Paradoxically, one aspect of the political system that is regarded by many as a weakness is probably one of Switzerland’s greatest assets – namely the stability, constancy and slowness that are correctly associated with federalism and direct democracy. Although the inertia of the system occasionally means that reforms that are considered to be urgent are not addressed, it just as frequently prevents unnecessary or even detrimental developments from occurring. Furthermore, this inertia also gives the country a sedate form of stability. This is something that people seem to value greatly both in their private lives and in politics, and which they are scarcely likely to find anywhere else in the world in combination with legal certainty and democracy.
It is therefore no coincidence that with all its wealth, Switzerland fares very well in rankings of the best international locations – for example, it is listed as the small country with the best image in the Nation Brands Index. None of these outstanding results are based on Switzerland’s “monetary riches” but, instead, always focus very strongly on numerous soft factors such as stability, good governance, a liberal environment, openness, the value system and quality of life. However, what applies in private is also relevant in politics.
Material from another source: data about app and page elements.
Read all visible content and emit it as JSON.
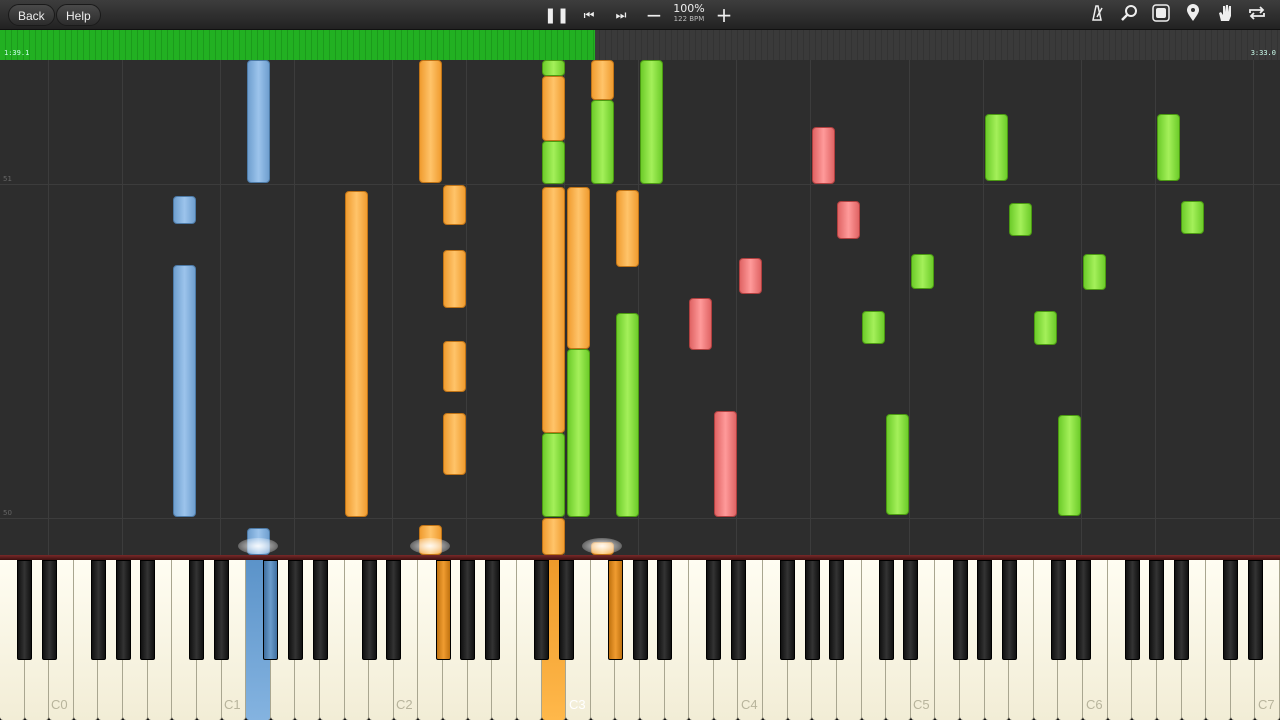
{
  "toolbar": {
    "back_label": "Back",
    "help_label": "Help",
    "speed_percent": "100%",
    "tempo": "122 BPM",
    "icons": [
      "pause-icon",
      "skip-back-icon",
      "skip-forward-icon",
      "minus-icon",
      "plus-icon",
      "metronome-icon",
      "magnifier-icon",
      "note-labels-icon",
      "location-pin-icon",
      "hand-icon",
      "loop-icon"
    ]
  },
  "timeline": {
    "current_time": "1:39.1",
    "total_time": "3:33.0",
    "progress": 0.465
  },
  "measures": {
    "upper": "51",
    "lower": "50"
  },
  "keyboard": {
    "octave_labels": [
      "C0",
      "C1",
      "C2",
      "C3",
      "C4",
      "C5",
      "C6",
      "C7"
    ]
  },
  "colors": {
    "blue_track": "#8ab4e0",
    "orange_track": "#ffb347",
    "green_track": "#8be04a",
    "red_track": "#f07a7a",
    "progress": "#22b022"
  }
}
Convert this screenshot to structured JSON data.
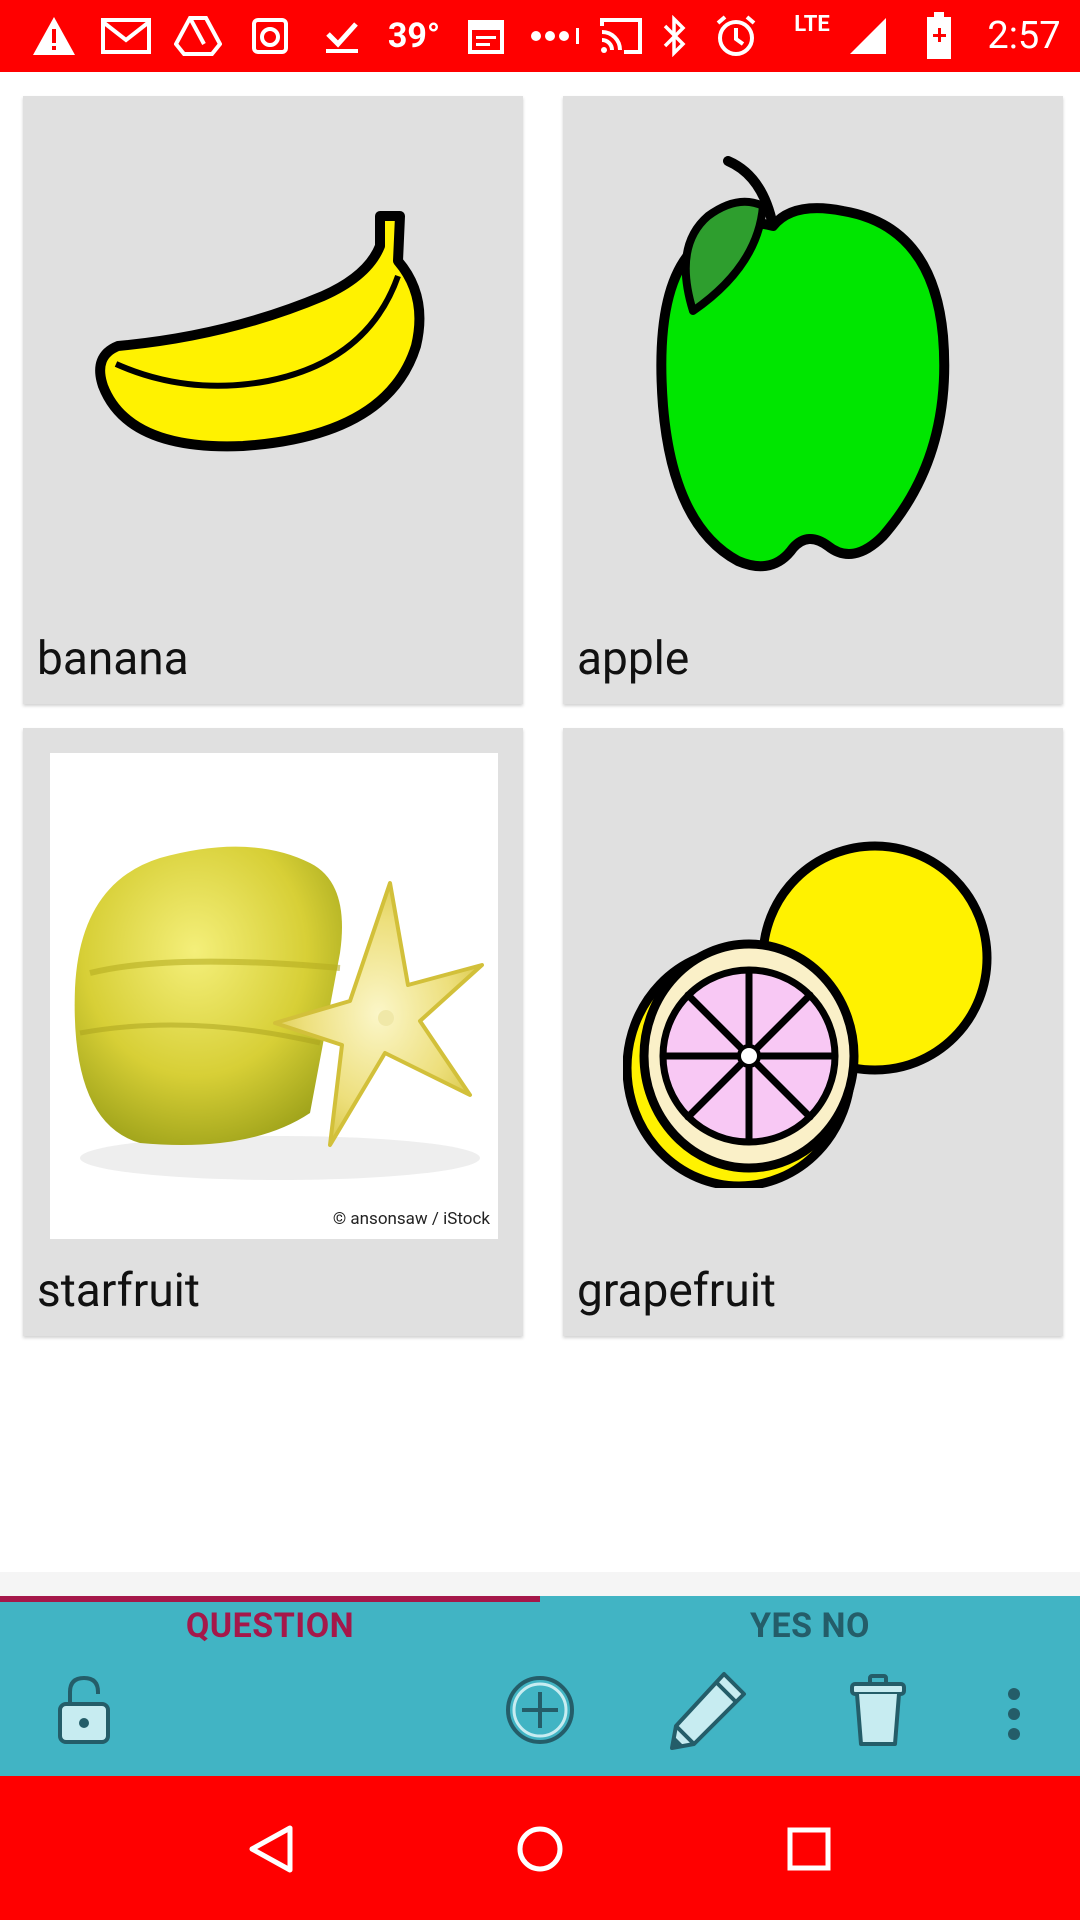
{
  "status_bar": {
    "temperature": "39°",
    "network": "LTE",
    "time": "2:57"
  },
  "grid": {
    "items": [
      {
        "label": "banana"
      },
      {
        "label": "apple"
      },
      {
        "label": "starfruit",
        "photo_credit": "© ansonsaw / iStock"
      },
      {
        "label": "grapefruit"
      }
    ]
  },
  "tabs": [
    {
      "label": "QUESTION",
      "selected": true
    },
    {
      "label": "YES NO",
      "selected": false
    }
  ],
  "colors": {
    "status_bar": "#ff0000",
    "nav_bar": "#ff0000",
    "panel": "#41b4c4",
    "tab_selected": "#a5184a",
    "tab_unselected": "#245d69",
    "card": "#e0e0e0"
  },
  "toolbar": {
    "icons": [
      "lock-open-icon",
      "add-circle-icon",
      "pencil-icon",
      "trash-icon",
      "more-vert-icon"
    ]
  }
}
As Goethe had Faust say in his famous monologue: “What you have inherited from your fathers you must acquire to make your own”. Switzerland is currently paying too little heed to its intangible riches; to the array of soft factors that make it unique. It runs the risk of losing its distinctiveness and becoming ordinary, of neglecting its social cohesion, its political system, and its constancy, stability and reliability, and of sacrificing itself to a changing environment driven by passing trends in the name of conformity. In so doing, it would also jeopardize its material riches and prosperity, since the two go hand in hand. Switzerland could not really be called rich if it were only to be successful in attracting large inflows of money. By the same token, it would scarcely have become rich without its special institutional, cultural and social facets. They are what make Switzerland rich, in both senses of the word.
This article was published in "Vontobel Portrait 2013".